Assessment of clinical competence is a crucial part of the basis on which decisions are made about the ability of clinicians and doctors in training. Any method of assessing clinical skills should be considered in the context of a wider programme of assessment, which should include the assessment of knowledge, clinical examination skills, practical procedure skills, doctor-patient communication, problem-solving ability, management skills, relationships with colleagues as well as professional attitudes and behaviour.
One of the most important aspects of assessing clinical skills is the range of sampling across a candidate’s skill base; this has to be taken into account when designing any assessment. OSCEs can assess clinical, communication and practical skills but are still situated in the context of an examination setting.
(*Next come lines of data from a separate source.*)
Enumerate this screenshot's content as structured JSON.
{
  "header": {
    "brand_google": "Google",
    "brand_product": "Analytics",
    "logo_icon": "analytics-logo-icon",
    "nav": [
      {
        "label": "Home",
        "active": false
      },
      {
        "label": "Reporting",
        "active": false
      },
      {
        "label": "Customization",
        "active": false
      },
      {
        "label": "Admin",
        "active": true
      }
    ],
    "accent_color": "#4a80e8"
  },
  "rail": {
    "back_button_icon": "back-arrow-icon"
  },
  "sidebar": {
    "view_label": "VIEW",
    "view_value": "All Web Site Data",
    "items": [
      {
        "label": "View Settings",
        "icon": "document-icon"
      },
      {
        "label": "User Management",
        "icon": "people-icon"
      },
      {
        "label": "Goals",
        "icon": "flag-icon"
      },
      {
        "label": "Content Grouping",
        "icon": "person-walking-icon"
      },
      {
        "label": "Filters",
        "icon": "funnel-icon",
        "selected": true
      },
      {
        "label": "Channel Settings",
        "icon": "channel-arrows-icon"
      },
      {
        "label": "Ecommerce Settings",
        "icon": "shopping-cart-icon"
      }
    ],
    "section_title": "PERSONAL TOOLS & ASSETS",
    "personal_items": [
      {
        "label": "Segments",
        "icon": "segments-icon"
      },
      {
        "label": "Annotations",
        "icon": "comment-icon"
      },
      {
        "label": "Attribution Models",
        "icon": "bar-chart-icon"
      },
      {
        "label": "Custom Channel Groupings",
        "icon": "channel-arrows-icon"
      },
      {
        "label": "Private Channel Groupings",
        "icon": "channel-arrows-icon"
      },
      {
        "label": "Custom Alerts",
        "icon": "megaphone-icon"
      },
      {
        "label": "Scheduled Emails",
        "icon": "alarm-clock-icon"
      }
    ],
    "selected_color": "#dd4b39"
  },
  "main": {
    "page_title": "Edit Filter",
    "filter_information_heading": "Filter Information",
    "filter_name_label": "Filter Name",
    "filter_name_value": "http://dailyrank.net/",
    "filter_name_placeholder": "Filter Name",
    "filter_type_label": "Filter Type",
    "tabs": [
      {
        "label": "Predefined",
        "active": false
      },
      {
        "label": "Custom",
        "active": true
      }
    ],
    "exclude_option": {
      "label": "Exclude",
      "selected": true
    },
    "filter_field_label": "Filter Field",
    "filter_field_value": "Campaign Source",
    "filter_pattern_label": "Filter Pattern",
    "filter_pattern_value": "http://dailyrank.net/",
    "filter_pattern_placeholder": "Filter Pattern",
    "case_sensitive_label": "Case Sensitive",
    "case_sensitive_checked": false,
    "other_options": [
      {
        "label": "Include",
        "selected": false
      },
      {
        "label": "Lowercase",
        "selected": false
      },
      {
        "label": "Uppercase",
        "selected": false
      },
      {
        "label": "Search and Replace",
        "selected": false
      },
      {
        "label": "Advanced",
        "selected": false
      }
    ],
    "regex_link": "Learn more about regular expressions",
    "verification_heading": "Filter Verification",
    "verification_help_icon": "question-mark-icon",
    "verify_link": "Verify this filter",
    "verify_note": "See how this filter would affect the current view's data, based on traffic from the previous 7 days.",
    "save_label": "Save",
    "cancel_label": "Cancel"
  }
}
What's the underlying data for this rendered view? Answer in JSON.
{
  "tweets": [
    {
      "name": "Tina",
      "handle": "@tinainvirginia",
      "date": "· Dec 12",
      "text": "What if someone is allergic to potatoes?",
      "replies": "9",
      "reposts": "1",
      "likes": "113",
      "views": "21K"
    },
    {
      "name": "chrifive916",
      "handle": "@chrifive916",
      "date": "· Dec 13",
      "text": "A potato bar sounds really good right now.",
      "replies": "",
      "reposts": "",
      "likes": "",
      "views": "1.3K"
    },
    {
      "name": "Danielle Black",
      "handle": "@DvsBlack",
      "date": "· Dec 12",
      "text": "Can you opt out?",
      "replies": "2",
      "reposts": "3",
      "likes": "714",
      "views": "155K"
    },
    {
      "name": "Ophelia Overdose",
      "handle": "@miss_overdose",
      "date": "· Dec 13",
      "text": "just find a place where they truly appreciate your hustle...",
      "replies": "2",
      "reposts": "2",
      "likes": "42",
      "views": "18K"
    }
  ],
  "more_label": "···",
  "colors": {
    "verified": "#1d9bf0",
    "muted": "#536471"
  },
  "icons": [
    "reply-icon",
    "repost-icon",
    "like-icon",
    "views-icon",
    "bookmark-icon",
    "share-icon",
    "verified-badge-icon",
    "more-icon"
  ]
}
To assess doctors in the context of their professional practice requires the use of different formats in the work place.
- Objective structured clinical examinations (OSCEs) are widespread in the assessment of clinical competence
- OSCEs are a fair and reliable method of assessing clinical skills
- OSCEs should be blueprinted to learning outcomes
- Developing high quality OSCE stations takes time and effort
- Training of simulated patients and examiners is essential
- Authenticity is important for test validity